• Activity
Each line below that contains the word "title" is to be counted; give only the final number.

[Dataset records]
● ● ● ●
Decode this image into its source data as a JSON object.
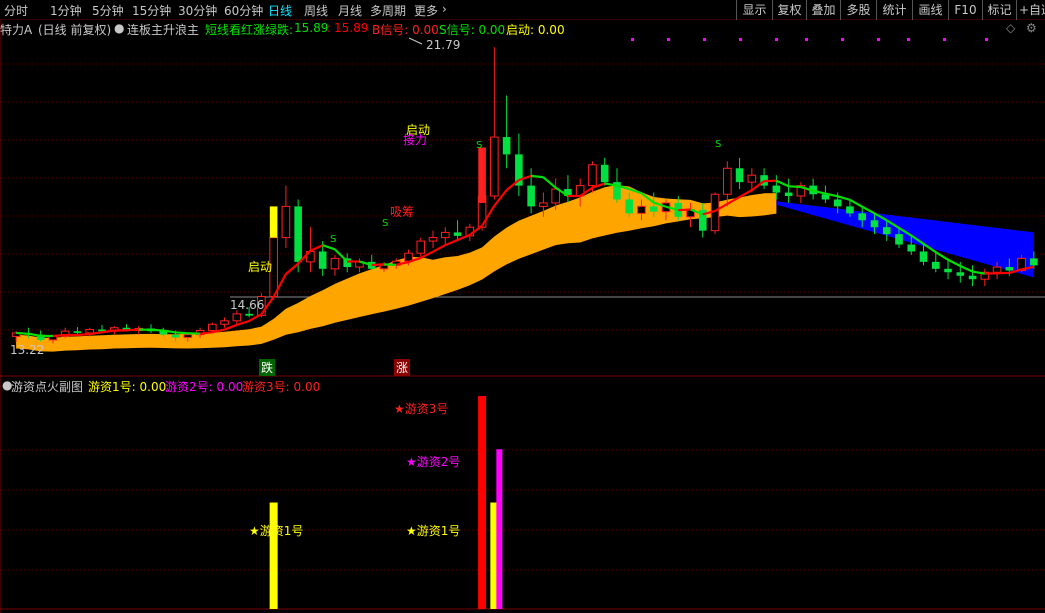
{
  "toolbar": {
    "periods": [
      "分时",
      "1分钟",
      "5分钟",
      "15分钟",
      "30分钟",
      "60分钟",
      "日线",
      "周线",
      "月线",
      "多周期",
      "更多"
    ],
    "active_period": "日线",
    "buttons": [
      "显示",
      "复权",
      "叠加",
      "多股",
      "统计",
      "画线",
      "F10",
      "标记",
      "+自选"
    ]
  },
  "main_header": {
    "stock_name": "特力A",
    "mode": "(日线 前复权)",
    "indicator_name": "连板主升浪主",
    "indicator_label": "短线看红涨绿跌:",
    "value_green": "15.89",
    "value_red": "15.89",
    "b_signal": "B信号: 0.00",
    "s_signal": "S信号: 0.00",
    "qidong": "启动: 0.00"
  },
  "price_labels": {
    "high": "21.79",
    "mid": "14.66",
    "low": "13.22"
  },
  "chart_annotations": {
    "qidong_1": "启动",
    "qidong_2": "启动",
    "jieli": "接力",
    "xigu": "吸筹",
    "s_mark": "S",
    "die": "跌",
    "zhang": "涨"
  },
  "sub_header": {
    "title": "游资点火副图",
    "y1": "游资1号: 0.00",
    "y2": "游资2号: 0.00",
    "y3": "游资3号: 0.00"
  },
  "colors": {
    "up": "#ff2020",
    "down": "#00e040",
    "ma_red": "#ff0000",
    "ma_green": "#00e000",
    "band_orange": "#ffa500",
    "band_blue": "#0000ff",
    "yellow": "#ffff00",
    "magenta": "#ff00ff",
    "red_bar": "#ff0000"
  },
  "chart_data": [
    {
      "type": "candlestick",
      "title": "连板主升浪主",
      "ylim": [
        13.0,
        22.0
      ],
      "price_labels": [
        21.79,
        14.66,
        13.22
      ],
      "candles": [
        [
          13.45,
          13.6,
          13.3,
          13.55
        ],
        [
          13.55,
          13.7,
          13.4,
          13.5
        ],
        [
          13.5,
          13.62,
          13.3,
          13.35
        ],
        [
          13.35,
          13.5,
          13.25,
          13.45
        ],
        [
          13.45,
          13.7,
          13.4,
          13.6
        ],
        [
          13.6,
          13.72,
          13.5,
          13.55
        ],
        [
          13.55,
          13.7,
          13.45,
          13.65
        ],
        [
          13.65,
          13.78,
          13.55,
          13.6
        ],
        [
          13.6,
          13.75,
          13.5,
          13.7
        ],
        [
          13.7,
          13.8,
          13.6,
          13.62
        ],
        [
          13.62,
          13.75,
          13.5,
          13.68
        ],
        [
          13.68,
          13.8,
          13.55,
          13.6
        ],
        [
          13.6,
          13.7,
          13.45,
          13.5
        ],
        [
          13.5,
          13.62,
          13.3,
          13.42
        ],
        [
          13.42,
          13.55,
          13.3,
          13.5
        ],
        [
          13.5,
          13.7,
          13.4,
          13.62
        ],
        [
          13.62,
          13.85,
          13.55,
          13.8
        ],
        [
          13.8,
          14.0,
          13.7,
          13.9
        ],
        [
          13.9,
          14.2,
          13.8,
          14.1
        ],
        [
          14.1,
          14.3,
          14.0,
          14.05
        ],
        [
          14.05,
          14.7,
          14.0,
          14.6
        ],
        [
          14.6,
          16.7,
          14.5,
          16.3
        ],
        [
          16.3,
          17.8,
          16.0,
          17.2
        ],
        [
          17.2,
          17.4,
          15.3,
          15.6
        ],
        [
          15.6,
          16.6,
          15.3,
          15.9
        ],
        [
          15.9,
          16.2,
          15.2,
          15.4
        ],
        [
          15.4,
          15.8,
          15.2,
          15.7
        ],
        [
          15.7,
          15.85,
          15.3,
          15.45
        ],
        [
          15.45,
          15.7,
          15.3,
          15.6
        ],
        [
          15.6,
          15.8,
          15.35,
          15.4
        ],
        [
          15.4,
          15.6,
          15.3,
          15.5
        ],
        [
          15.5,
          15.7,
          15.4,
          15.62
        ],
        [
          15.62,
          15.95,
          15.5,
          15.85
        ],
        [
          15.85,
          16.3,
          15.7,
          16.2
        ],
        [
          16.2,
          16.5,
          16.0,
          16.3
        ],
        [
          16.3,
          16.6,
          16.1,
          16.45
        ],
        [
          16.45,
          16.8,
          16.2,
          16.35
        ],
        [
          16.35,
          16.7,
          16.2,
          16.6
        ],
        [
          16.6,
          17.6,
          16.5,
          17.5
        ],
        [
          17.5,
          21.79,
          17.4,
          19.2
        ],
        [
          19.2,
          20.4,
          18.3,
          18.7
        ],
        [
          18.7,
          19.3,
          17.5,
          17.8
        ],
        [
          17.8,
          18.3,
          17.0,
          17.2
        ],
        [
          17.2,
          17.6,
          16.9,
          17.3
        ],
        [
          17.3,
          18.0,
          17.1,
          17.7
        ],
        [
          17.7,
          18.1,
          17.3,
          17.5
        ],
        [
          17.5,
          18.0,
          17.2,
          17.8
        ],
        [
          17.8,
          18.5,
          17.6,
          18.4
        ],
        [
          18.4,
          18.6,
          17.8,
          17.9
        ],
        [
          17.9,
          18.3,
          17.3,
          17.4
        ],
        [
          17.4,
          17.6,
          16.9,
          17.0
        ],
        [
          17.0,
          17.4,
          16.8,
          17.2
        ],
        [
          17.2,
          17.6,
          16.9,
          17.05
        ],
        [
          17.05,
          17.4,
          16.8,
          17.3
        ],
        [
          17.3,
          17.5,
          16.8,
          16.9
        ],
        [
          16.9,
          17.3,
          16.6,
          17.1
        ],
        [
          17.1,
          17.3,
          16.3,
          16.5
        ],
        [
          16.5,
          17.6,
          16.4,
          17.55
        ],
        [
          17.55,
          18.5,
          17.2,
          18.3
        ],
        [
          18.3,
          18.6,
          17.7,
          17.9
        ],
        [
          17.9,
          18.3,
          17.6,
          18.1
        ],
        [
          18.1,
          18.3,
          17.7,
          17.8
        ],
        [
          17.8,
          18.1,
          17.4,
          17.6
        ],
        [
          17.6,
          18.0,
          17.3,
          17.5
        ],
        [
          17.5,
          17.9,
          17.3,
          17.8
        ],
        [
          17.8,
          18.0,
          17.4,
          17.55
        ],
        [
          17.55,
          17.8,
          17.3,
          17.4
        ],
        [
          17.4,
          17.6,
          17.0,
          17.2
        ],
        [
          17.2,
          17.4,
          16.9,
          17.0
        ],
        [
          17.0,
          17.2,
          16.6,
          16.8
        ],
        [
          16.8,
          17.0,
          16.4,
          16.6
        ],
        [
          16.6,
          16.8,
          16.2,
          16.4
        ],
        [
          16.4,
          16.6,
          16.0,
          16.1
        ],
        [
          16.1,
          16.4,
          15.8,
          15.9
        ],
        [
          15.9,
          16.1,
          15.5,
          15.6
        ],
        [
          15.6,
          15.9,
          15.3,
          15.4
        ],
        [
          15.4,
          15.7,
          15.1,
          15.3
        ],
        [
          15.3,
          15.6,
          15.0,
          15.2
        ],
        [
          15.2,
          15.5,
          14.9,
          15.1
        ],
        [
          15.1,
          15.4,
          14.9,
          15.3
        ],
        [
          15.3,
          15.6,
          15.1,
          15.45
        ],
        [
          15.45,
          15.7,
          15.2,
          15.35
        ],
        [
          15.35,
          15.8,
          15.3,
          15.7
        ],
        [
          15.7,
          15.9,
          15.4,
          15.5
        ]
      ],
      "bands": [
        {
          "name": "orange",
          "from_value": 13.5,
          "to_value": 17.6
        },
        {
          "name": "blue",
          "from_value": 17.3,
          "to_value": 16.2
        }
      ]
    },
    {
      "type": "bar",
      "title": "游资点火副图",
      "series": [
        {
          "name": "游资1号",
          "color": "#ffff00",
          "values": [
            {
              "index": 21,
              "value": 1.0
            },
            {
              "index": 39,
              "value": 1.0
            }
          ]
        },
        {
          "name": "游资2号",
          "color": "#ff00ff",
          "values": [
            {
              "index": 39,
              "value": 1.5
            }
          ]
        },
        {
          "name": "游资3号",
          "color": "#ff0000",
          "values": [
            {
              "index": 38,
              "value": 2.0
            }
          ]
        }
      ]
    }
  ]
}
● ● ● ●
• Answer section
3